    The transformers and other equipment based at the Jackson Corner substation are at risk from the amount of distributed generation.

    – Louis Porter

    That means that as generation projects are proposed, whether Standard Offer, net metering, or other, we have to file objections with the PUC because of the risk it creates for the sub and our ability to provide safe and reliable power to our membership.

    The substation structure at Jackson Corner is a wooden pole structure. It can’t take additional transformers. Because of supply chain delays, it would take just as long to increase the size of the transformers as it would to completely rebuild the sub, and a full rebuild is what we intend to do.
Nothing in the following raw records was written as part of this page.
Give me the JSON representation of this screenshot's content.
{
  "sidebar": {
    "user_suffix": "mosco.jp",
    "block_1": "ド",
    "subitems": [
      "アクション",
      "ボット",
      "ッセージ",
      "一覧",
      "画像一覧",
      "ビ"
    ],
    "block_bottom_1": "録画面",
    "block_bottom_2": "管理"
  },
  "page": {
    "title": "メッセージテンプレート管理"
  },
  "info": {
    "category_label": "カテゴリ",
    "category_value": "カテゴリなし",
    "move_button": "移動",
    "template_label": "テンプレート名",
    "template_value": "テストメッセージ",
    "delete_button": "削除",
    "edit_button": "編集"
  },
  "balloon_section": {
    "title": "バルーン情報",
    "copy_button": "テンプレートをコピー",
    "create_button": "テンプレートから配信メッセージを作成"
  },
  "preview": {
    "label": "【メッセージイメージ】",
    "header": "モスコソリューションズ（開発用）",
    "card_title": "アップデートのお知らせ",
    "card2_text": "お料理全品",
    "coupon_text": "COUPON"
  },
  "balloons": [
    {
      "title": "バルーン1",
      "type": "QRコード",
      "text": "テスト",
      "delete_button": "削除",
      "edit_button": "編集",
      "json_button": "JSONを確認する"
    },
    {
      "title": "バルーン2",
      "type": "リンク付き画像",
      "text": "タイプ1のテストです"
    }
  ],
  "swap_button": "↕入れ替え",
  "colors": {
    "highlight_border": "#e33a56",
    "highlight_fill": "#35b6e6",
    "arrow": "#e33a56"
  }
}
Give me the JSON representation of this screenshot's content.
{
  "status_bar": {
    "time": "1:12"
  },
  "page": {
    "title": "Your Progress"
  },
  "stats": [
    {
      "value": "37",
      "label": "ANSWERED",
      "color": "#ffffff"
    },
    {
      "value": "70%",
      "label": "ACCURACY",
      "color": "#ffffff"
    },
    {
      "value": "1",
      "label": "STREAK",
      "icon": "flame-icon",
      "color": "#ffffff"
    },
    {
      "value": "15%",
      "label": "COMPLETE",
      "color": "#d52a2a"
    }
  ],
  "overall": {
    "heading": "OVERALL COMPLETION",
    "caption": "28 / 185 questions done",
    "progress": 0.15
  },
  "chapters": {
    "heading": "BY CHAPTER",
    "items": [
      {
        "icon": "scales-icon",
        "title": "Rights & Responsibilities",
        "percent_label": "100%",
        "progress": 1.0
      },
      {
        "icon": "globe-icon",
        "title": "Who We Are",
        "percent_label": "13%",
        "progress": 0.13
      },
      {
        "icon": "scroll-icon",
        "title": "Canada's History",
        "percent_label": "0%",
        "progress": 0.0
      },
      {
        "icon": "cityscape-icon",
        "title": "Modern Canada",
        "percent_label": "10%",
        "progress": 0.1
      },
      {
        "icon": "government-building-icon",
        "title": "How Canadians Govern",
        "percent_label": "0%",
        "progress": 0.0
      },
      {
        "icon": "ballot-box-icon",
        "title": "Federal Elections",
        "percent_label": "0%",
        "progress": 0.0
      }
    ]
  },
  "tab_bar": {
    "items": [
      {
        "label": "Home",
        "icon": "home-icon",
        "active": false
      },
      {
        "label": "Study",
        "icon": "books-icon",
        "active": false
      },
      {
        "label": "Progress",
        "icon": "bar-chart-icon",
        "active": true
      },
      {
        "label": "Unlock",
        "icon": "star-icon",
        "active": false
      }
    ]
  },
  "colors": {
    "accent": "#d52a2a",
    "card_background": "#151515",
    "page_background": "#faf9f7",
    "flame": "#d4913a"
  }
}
    Steve: Louis made the point that the relative magnitude of the problem depends on two Standard Offer projects hooked up to our setup. Large distributed generation projects place demands on our infrastructure when they are not co-located with additional load. These are relatively expensive to address and require going to regulators to allow us to invest in upgrades.

    Louis: While it’s true that the Jackson Corner substation has two Standard Offer projects on it, all the others are overloaded from a distributed generation to load perspective. Even if one residence’s net metering generation-to-load balances out over the course of a year, on sunny summer and fall days, generation from multiple solar projects overload each of our substations.

    Steve: A challenge is that policies and incentives in Vermont have not evolved to keep up with the large amount of intermittent distributed generation, primarily solar power, in some territories, including WEC’s. All members have to pay for the much of the infrastructure upgrades and maintenance needed to ensure people still have reliable electricity even with the amount of solar on the system.

  3. Sounds like this winter is going to be mighty cold for quite a few when the power goes out from overload. Hey, but wait, Mark MacDonald said just buy an extra blanket, thank you Orange County for voting him in with all his wisdom and caring!

  4. This whole thing is simple, common-sense economics. How?

    Question: Why are utilities in business? And yes, all of them, but I’m referring here to electric utilities. Answer: They’re in business to make money for themselves and their shareholders. Correct! Ding, ding ding!

    Question: What to consumers do when electric rates get higher and higher? Answer: They try to cut down on consumption via a variety of tactics: More insulation, more efficient appliances and lights, and so on and so forth. Correct! Ding, ding, ding!

    Question: What happens to utilities when enough customers cut their consumption? Answer: Their sell less product and their profits go down. Correct! Ding, ding ding!

    Question: What do utilities do when their profits go down? Answer: They raise rates to make up for the shortfall (and then some), because their shareholders don’t like making less on their investment. Correct! Ding, ding, ding!

    So what can we do? Well, we could use it till it’s gone, forcing someone to come up with something better (and there are better technologies available, but they’re hidden). In theory, the higher usage should keep rates from rising exponentially like they are now. They will rise, simply due to inflation, just not as much.

    The simple fact is, unless you find a way to go completely off-grid and generate your own power, be it via solar, wind, hydro, or some combination of them, you’ll forever be at the mercy of your particular utility companies.

    As someone once said, “You can’t roll a rock up a hill that steep.” The status quo won’t change and we’ll be having this discussion over and over again, ad infinitum. So why keep trying? Find a way to help yourself! Think you can’t afford it? Just add up what you paid for electricity the past several years, then add a conservative 3% for 15 years starting with 2024. Maybe you *can* afford it when you see what you’ll pay over that time, which should be the minimum lifetime of whatever you install.